▶ **What to produce**: Give the data back exactly as it stands.

▶ **Exercise input**:

# # #

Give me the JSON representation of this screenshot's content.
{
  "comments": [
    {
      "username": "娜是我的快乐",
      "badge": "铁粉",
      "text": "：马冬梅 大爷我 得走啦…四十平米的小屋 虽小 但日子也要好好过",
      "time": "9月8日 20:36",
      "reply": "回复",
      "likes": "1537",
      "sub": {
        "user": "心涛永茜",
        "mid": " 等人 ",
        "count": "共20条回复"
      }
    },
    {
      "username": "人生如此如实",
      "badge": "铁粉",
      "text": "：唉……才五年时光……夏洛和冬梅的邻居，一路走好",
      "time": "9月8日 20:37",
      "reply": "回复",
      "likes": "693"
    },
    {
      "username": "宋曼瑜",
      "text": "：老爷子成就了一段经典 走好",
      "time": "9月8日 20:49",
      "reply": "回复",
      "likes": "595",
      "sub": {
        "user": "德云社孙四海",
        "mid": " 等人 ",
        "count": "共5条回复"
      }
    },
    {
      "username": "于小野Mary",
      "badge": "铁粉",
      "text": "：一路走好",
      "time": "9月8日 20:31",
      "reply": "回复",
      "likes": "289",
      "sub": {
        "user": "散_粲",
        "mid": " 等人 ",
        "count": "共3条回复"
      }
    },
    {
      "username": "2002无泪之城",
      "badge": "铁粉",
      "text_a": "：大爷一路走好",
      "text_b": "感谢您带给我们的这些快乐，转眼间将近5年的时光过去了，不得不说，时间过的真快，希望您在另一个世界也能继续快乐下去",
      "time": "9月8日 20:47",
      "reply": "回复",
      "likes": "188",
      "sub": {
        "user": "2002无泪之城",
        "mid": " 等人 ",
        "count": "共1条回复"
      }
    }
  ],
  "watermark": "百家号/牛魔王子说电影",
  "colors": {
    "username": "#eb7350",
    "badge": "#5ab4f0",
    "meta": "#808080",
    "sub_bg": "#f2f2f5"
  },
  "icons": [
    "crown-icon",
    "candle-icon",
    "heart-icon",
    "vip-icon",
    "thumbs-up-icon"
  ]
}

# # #

▶ **Task response**:
Give me the JSON representation of this screenshot's content.
{
  "comments": [
    {
      "username": "娜是我的快乐",
      "badge": "铁粉",
      "text": "：马冬梅 大爷我 得走啦…四十平米的小屋 虽小 但日子也要好好过",
      "time": "9月8日 20:36",
      "reply": "回复",
      "likes": "1537",
      "sub": {
        "user": "心涛永茜",
        "mid": " 等人 ",
        "count": "共20条回复"
      }
    },
    {
      "username": "人生如此如实",
      "badge": "铁粉",
      "text": "：唉……才五年时光……夏洛和冬梅的邻居，一路走好",
      "time": "9月8日 20:37",
      "reply": "回复",
      "likes": "693"
    },
    {
      "username": "宋曼瑜",
      "text": "：老爷子成就了一段经典 走好",
      "time": "9月8日 20:49",
      "reply": "回复",
      "likes": "595",
      "sub": {
        "user": "德云社孙四海",
        "mid": " 等人 ",
        "count": "共5条回复"
      }
    },
    {
      "username": "于小野Mary",
      "badge": "铁粉",
      "text": "：一路走好",
      "time": "9月8日 20:31",
      "reply": "回复",
      "likes": "289",
      "sub": {
        "user": "散_粲",
        "mid": " 等人 ",
        "count": "共3条回复"
      }
    },
    {
      "username": "2002无泪之城",
      "badge": "铁粉",
      "text_a": "：大爷一路走好",
      "text_b": "感谢您带给我们的这些快乐，转眼间将近5年的时光过去了，不得不说，时间过的真快，希望您在另一个世界也能继续快乐下去",
      "time": "9月8日 20:47",
      "reply": "回复",
      "likes": "188",
      "sub": {
        "user": "2002无泪之城",
        "mid": " 等人 ",
        "count": "共1条回复"
      }
    }
  ],
  "watermark": "百家号/牛魔王子说电影",
  "colors": {
    "username": "#eb7350",
    "badge": "#5ab4f0",
    "meta": "#808080",
    "sub_bg": "#f2f2f5"
  },
  "icons": [
    "crown-icon",
    "candle-icon",
    "heart-icon",
    "vip-icon",
    "thumbs-up-icon"
  ]
}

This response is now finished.